Ing-Marie Back Danielsson

This chapter discusses minuscule gold foil figures from the Scandinavian Late Iron Age and demonstrates how the figures are continuously in the making, rather than being still representations of gods. In the past, the figures’ affectual qualities, such as their small size, their shininess and their human-like and foldable character, invited play and experimentation, stressing the figures’ ongoing-ness. Equally, their capacities to be simultaneously image, object and component allowed them to be reconfigured into new arrangements, stressing their fractal, emerging and open-ended character. By contrast, in the present, they become ‘victims’ of representationalist thought, through the framing and boundary making practices set up by for instance museums, keeping the figures in complete motionlessness. Instead, it is only through the help of different apparatuses (digital photography, copying etc.), that they become generative and are in the making in the present, stressing that we today to a greater extent deal with gold foil figures’ hauntology, rather than their ontology.

in Images in the making
Art, process, archaeology

This book presents a study of material images and asks how an appreciation of the making and unfolding of images and art alters archaeological accounts of prehistoric and historic societies. With contributions focusing on case studies including prehistoric Britain, Scandinavia, Iberia, the Americas and Dynastic Egypt, and including contemporary reflections on material images, it makes a novel contribution to ongoing debates relating to archaeological art and images. The book offers a New Materialist analysis of archaeological imagery, with an emphasis on considering the material character of images and their making and unfolding. The book reassesses the predominantly representational paradigm of archaeological image analysis and argues for the importance of considering the ontology of images.

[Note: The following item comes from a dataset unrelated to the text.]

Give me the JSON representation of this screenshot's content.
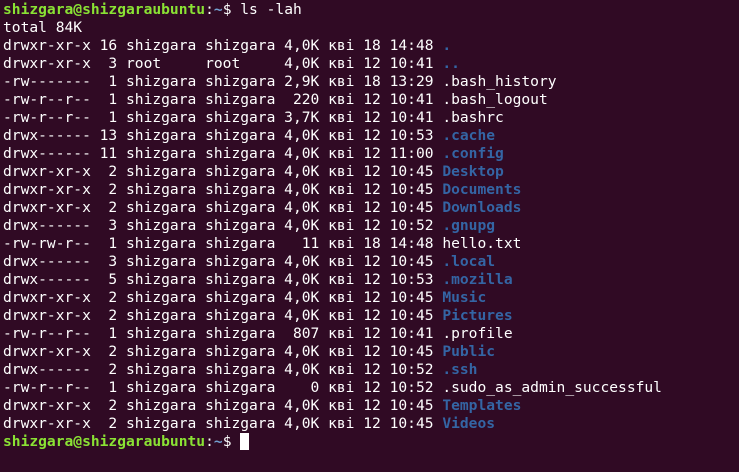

It considers images as processes or events and introduces the verb ‘imaging’ to underline the point that images are conditions of possibility that draw together differing aspects of the world. The book is divided into three sections: ‘Emergent images’, which focuses on practices of making; ‘Images as process’, which examines the making and role of images in prehistoric societies; and ‘Unfolding images’, which focuses on how images change as they are made and circulated. The book features contributions from archaeologists, Egyptologists, anthropologists and artists. The contributors to the book highlight the multiple role of images in prehistoric and historic societies, demonstrating that archaeologists need to recognise the dynamic and changeable character of images.

Abstract only
Ing-Marie Back Danielsson and Andrew Meirion Jones

In the book’s introductory chapter long-held assumptions concerning archaeological art and images are addressed and challenged, particularly representationalism, and new ways to approach and understand them are offered. Specifically, it is argued that art and images continuously emerge in processes of making and engagement, both in the past and in the present. Hence, art and images are always in motion, multiple and unfolding, and the Introduction thus stresses the importance of considering the ontology of images. The chapter introduces the verb ‘imaging’ to underline the point that images are conditions of possibility that draw together differing aspects of the world. It is also demonstrated that images, as ongoing events, encompass and realise affects, and the significance of experimental play in processes of making is equally underlined.

in Images in the making